■ **Data for review**:
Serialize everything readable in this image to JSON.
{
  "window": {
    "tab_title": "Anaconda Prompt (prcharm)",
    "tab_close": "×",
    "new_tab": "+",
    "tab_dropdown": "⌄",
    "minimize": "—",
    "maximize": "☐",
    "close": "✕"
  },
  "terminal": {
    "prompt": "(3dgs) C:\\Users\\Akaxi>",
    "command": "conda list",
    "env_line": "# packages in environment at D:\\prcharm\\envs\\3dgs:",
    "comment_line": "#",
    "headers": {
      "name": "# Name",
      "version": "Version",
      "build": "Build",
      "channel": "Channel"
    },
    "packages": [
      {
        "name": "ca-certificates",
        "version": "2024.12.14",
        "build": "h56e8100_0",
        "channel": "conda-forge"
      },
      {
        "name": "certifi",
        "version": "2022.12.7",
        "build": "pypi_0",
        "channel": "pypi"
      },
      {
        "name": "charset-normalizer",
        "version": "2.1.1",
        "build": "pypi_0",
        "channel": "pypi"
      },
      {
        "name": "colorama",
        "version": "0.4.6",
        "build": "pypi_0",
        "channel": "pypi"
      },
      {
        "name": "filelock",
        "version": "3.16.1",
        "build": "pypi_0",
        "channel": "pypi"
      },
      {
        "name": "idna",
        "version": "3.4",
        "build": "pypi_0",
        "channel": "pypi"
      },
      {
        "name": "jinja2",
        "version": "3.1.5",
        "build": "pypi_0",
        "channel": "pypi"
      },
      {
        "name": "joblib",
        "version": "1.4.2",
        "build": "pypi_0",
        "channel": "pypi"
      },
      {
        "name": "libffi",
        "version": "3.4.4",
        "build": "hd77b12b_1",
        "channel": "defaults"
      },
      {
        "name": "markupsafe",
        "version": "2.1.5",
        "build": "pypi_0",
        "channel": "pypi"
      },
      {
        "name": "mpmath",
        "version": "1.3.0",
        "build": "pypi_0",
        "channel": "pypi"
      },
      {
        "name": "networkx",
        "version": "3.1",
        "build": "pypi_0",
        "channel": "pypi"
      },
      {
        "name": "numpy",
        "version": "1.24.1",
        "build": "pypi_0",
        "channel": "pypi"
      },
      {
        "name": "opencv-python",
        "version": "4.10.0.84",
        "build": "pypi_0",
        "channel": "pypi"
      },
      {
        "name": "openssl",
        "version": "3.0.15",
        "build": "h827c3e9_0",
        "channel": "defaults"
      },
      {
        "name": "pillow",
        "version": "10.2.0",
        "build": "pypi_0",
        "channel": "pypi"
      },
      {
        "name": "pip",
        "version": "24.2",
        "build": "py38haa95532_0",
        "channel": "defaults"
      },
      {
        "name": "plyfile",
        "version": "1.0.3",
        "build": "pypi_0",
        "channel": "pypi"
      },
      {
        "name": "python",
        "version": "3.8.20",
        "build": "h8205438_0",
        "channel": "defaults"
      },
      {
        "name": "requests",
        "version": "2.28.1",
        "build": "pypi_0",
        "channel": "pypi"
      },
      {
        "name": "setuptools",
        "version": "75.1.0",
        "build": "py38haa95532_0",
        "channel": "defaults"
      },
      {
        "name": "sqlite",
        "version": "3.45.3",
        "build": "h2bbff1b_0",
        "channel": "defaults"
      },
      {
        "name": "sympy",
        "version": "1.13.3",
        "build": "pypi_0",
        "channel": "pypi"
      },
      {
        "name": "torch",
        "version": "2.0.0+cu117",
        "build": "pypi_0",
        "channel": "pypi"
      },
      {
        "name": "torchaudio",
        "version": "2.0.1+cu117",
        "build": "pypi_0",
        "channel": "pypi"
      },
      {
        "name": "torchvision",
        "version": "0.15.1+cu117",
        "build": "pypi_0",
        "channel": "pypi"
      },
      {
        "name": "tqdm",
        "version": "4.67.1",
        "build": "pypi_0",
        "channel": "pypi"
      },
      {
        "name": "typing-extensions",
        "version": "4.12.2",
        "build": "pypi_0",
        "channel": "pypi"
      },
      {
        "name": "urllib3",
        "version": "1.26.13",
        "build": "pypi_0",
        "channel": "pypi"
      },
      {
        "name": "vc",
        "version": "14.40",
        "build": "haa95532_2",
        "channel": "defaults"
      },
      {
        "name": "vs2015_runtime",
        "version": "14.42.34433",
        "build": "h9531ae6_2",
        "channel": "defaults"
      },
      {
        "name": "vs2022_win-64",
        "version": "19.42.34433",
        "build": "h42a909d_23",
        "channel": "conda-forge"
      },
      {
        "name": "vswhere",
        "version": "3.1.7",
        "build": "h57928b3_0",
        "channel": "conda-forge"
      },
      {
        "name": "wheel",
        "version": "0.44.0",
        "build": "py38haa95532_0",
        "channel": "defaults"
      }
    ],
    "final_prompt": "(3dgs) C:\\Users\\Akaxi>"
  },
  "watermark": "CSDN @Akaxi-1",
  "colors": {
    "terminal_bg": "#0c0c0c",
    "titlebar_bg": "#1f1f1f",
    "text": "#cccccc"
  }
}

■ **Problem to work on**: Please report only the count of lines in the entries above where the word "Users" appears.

■ **Problem solution**: 2